100 years ago

100 Years Ago at Cambrai

It is not often that a Revolution in Military Affairs (RMA) occurs, but approximately 100 years ago one did. On 20 November 1917, over 400 tanks were deployed en masse for the first time by the British at Cambrai, France. This ushered in a new era of warfare…that of armor.
Prior to Cambrai, the tank was deployed primarily in scattered pockets and small numbers, negating some of the shock and awe of the new weapon. Particularly since the early tanks were very unreliable.
But something needed to be done to stop the massacre of human wave offensives and trench warfare. Thoughts on how to break the stalemate started in August of that year, with the final plans calling for a new combined arms offensive of armor, artillery, and infantry.

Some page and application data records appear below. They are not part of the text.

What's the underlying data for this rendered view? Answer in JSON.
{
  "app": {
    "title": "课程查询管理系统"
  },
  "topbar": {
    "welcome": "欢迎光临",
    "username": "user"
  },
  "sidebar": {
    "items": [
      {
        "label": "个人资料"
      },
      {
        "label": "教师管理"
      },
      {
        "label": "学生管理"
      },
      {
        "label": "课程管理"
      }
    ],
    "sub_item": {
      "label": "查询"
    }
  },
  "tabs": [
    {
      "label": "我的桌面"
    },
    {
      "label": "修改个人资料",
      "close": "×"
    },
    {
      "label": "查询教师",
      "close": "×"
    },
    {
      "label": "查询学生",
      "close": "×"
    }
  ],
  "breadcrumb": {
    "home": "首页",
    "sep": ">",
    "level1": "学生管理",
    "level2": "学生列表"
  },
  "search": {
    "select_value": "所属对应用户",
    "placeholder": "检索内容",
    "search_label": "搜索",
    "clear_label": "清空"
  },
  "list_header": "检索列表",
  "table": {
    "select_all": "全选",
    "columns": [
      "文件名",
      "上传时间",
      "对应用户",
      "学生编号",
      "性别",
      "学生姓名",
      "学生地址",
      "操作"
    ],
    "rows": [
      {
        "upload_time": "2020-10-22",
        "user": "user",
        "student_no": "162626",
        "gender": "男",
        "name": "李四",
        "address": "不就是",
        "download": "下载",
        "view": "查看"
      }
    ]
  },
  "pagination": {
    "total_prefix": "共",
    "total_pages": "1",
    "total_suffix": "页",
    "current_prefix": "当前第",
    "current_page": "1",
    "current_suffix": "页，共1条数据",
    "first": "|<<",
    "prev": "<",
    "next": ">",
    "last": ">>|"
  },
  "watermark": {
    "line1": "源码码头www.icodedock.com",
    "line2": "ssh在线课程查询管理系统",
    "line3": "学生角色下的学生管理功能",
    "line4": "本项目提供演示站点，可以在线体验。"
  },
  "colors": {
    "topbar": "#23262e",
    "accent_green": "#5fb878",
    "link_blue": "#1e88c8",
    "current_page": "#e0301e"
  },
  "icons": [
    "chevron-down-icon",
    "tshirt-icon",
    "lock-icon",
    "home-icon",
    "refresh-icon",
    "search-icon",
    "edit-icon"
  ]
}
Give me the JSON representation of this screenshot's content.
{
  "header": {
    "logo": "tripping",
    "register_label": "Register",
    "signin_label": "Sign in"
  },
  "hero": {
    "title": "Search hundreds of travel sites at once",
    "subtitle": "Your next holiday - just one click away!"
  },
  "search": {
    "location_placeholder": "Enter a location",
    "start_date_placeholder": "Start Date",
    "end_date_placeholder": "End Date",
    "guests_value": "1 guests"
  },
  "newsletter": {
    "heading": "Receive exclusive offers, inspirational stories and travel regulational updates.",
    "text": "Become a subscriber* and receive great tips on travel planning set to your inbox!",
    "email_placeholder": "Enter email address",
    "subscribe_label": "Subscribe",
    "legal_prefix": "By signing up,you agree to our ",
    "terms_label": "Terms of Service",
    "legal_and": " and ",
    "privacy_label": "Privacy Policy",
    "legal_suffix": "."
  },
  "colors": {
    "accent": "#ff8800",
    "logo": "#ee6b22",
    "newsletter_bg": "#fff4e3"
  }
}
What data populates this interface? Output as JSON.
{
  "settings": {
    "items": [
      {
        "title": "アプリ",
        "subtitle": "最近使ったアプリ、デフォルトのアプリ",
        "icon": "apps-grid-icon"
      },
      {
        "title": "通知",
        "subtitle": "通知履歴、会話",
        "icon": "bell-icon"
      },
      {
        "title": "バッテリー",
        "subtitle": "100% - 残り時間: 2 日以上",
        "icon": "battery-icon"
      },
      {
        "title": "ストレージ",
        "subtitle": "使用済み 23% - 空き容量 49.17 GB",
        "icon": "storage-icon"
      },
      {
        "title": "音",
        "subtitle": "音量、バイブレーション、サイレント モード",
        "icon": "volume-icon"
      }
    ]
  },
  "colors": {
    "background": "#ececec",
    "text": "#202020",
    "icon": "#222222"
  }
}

The tanks were to crush the barbed wire while the artillery was registered “silently” to achieve maximum surprise.
The assault began at 6:30 in the morning. By the end of the day, the Allies had advanced nearly five miles in some areas….a huge success compared to previous offensives that measured in yards. This was a greater advance in six hours than at Flanders in three months, despite a complicated trench system and defense in depth.
The British tank at the center of the offensive was the Mark IV. It was large and heavily armed. The male version mounted two naval 6 lb. cannons along with three machine guns. The female version of the Mark IV mounted five machine guns.
The Americans in Wartime Museum has its tank from that era, the M1917. It has been driven at our last two Open Houses…..its little engine sputtering and its tracks clanking. This is the vehicle with which U.S. Army officers such as Eisenhower and Patton learned their craft.
The last known US veteran of WWI passed on in 2011. But his legacy, and that of the millions of his battle buddies, and the millions more Americans on the home-front, still lives on at the Americans in Wartime Museum.
So this Holiday season, think about Cambrai. Think about the M1917 tank. But also think about what our tank represents….the courage and sacrifice of Americans who gave their all in serving our country so that others can celebrate their special remembrances with family and friends.
Michael